The emirate of Dubai is ruled by Sheikh Mohammed Bin Rashed Al Maktoum, who also acts as Prime Minister of the United Arab Emirates. The President of the UAE federation is Sheikh Mohammed Bin Zayed, as well ruler of Abu Dhabi.

Language in Dubai:

Dubai, like the rest of the UAE, has Arabic as its official language. Arabic's rich linguistic history is deeply woven into the city's cultural fabric.

However, due to Dubai's diverse expatriate population and its standing as a global business hub, English has become a lingua franca and is widely spoken and understood. Signage, menus, and other forms of communication are typically in both Arabic and English.

This linguistic versatility is just one of many testaments to Dubai's international appeal and accessibility. So, whether you're closing a business deal or exploring the city's vibrant souks, rest assured, you'll find no language barriers here.

Dubai: A Global Melting Pot Beckons

To the question “Is Dubai a Country”, we answer that Dubai is more than just a city; it's a phenomenon that seamlessly blends ancient traditions with futuristic ambitions. Whether you're a business executive closing million-dollar deals, a leisure traveler seeking unique cultural experiences, or an adventurer chasing adrenaline rushes, Dubai has something for everyone.

At its heart, Dubai is a city of contrasts. Here, towering skyscrapers coexist with traditional souks, and sun-kissed beaches merge with vast desert landscapes. It's a place where over 200 nationalities live and work together, contributing to a vibrant and diverse cultural tapestry that is unlike any other.

A journey to Dubai is not just about reaching a destination, but about experiencing an ever-evolving story - a story of ambition, perseverance, innovation, and hospitality that echoes in its bustling streets, flows through its stunning architecture, and lives in the hearts of its people.
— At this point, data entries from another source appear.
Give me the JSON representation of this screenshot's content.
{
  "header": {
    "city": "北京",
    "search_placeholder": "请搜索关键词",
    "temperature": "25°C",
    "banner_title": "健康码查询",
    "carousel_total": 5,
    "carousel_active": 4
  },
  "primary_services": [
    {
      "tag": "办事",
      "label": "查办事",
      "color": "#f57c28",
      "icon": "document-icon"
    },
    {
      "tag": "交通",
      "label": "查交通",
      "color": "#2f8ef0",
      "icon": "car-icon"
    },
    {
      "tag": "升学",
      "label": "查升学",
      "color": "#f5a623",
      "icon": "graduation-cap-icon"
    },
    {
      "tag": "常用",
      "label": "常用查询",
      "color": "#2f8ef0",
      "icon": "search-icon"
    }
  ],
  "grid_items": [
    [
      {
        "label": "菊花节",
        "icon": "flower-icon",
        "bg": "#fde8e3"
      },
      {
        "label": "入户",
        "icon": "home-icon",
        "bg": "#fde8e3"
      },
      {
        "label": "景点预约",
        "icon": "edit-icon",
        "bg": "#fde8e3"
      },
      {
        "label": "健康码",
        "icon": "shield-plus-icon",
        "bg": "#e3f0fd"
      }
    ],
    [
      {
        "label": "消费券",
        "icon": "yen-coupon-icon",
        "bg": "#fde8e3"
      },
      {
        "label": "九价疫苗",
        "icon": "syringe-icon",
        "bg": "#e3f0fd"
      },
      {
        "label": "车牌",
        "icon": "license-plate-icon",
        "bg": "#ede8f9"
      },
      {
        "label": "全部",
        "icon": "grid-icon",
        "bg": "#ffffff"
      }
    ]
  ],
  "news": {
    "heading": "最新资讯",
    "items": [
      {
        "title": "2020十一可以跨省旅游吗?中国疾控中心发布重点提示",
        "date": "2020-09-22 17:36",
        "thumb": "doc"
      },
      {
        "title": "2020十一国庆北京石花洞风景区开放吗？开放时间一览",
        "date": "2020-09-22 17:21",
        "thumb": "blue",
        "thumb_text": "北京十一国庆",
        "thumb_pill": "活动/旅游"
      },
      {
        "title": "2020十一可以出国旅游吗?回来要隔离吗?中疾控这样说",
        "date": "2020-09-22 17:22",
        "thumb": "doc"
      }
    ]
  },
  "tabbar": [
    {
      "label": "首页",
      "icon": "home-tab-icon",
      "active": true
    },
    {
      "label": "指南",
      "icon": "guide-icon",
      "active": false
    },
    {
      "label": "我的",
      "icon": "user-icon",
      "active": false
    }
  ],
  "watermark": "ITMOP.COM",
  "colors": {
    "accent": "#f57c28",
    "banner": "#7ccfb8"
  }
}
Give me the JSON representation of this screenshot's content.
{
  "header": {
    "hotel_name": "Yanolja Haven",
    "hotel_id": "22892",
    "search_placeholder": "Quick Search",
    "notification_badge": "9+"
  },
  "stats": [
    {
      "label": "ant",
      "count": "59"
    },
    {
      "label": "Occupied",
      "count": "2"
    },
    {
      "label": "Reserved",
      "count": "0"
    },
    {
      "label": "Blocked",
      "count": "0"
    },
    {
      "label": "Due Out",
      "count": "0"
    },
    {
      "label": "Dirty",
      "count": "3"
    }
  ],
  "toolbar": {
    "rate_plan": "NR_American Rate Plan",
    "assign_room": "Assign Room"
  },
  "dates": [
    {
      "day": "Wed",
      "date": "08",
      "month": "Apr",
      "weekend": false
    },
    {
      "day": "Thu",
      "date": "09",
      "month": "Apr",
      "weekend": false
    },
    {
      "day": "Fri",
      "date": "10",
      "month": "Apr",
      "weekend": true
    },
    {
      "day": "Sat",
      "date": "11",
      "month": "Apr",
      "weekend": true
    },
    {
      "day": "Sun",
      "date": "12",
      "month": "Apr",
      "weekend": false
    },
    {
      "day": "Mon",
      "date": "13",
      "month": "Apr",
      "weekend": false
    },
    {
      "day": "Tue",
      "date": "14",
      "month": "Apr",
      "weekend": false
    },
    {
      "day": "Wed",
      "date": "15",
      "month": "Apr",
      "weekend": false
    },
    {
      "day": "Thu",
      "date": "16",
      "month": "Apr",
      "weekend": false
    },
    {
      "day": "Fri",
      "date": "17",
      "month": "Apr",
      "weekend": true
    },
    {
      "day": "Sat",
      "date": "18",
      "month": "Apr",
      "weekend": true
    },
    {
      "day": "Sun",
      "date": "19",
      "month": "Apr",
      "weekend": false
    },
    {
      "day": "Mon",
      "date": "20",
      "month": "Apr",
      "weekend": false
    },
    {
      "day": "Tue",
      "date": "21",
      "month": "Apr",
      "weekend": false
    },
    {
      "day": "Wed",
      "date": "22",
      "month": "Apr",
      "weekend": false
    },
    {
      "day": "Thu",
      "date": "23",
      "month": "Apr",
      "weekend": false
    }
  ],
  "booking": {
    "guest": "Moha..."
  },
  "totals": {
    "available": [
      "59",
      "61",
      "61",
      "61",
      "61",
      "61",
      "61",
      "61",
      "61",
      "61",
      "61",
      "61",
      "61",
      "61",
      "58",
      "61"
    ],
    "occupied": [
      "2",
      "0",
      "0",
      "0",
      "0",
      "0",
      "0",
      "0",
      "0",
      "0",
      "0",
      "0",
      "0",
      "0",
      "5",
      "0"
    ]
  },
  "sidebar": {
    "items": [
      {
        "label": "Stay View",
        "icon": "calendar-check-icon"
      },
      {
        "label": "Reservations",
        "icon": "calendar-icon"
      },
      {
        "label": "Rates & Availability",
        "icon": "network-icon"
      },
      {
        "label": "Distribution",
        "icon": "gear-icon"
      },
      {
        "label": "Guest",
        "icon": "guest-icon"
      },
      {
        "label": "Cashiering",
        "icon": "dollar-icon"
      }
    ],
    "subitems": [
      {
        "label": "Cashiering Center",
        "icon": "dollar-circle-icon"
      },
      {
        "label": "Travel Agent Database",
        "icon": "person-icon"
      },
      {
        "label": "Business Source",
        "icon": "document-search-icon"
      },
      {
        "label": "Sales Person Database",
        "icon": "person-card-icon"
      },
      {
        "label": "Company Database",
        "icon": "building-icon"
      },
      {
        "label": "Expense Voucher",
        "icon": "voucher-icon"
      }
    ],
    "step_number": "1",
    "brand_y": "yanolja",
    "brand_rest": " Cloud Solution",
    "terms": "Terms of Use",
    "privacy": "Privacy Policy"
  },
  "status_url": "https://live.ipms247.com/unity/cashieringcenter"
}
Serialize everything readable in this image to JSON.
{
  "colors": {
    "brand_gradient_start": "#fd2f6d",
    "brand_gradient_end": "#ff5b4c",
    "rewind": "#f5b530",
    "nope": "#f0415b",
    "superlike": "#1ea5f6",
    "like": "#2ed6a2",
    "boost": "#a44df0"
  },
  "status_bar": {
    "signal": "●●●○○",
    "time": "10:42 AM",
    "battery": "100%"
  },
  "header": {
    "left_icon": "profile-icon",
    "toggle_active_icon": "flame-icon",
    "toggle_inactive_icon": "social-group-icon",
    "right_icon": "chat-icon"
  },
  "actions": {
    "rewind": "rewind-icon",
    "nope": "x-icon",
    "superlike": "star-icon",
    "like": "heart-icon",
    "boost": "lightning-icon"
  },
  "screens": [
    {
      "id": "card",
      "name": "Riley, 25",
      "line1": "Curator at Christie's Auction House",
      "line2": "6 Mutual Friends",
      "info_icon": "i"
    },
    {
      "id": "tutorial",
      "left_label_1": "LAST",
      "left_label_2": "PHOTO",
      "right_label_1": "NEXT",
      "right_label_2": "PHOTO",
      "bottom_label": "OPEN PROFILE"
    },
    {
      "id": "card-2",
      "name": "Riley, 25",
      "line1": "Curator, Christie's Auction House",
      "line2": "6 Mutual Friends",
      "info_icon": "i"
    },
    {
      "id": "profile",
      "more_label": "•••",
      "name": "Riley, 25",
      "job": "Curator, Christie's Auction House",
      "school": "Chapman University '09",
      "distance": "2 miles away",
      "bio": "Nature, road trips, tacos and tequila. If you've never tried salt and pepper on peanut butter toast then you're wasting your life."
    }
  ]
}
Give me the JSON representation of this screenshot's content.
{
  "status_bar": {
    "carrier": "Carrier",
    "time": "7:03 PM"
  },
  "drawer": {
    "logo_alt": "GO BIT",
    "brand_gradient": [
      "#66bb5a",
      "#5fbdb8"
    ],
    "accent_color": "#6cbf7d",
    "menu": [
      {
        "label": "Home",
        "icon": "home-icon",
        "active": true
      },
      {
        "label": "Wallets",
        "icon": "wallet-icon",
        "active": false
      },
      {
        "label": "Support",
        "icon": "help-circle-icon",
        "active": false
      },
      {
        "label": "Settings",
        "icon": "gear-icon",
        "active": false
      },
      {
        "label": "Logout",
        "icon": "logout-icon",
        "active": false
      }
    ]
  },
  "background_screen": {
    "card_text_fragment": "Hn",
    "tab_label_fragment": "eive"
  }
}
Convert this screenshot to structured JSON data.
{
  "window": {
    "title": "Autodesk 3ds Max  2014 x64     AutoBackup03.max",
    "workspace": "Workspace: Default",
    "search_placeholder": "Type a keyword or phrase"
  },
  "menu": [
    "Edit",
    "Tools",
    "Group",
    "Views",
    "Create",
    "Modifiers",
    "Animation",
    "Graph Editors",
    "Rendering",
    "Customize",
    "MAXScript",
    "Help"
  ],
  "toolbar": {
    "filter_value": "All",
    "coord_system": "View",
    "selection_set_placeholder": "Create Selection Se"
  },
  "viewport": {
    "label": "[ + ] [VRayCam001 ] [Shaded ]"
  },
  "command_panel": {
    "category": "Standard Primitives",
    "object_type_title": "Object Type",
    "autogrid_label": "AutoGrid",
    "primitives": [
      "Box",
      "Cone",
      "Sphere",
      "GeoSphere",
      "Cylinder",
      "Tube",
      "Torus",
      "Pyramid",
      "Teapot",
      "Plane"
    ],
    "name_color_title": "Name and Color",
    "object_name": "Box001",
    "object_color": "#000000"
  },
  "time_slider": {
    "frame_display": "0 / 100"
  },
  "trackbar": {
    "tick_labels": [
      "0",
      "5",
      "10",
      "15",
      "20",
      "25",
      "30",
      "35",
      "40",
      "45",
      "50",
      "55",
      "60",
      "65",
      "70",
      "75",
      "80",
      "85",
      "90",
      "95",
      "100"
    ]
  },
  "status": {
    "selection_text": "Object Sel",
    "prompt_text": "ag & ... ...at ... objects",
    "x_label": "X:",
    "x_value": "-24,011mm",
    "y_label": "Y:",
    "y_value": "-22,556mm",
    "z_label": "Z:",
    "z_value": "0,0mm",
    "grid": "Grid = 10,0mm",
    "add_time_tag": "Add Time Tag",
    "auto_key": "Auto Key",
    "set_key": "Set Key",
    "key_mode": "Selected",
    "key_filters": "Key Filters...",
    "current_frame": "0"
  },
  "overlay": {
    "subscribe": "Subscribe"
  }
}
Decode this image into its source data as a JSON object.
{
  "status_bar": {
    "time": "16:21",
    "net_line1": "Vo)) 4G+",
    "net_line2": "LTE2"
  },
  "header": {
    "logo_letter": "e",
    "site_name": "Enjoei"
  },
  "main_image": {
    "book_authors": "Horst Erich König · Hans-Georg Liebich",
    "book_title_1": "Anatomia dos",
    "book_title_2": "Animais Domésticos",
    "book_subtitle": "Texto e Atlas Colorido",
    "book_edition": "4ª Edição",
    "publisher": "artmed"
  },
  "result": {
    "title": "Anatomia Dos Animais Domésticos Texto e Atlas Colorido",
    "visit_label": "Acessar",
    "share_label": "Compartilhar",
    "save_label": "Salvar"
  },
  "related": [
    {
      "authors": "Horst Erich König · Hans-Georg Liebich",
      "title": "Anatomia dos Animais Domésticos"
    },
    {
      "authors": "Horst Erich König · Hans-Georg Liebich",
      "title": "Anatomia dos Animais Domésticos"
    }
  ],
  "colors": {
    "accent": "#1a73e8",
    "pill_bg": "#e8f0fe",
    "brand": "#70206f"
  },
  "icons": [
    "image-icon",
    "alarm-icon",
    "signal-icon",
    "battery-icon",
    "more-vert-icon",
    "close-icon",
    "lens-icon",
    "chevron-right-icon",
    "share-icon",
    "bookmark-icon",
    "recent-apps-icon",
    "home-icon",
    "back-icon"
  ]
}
So, whether you're planning a business trip or dreaming up your next holiday, consider Dubai. With its strategic location, robust economy, diverse population, sunny weather, increasing tourist footfall, and multitude of experiences for both business and leisure visitors, this city has established itself on the world map.

Come, witness, and be a part of the Dubai phenomenon. The city's remarkable journey from a humble pearl-diving village to a global powerhouse is a testament to human achievement and resilience. In Dubai, the future is now, and it's waiting for you to explore.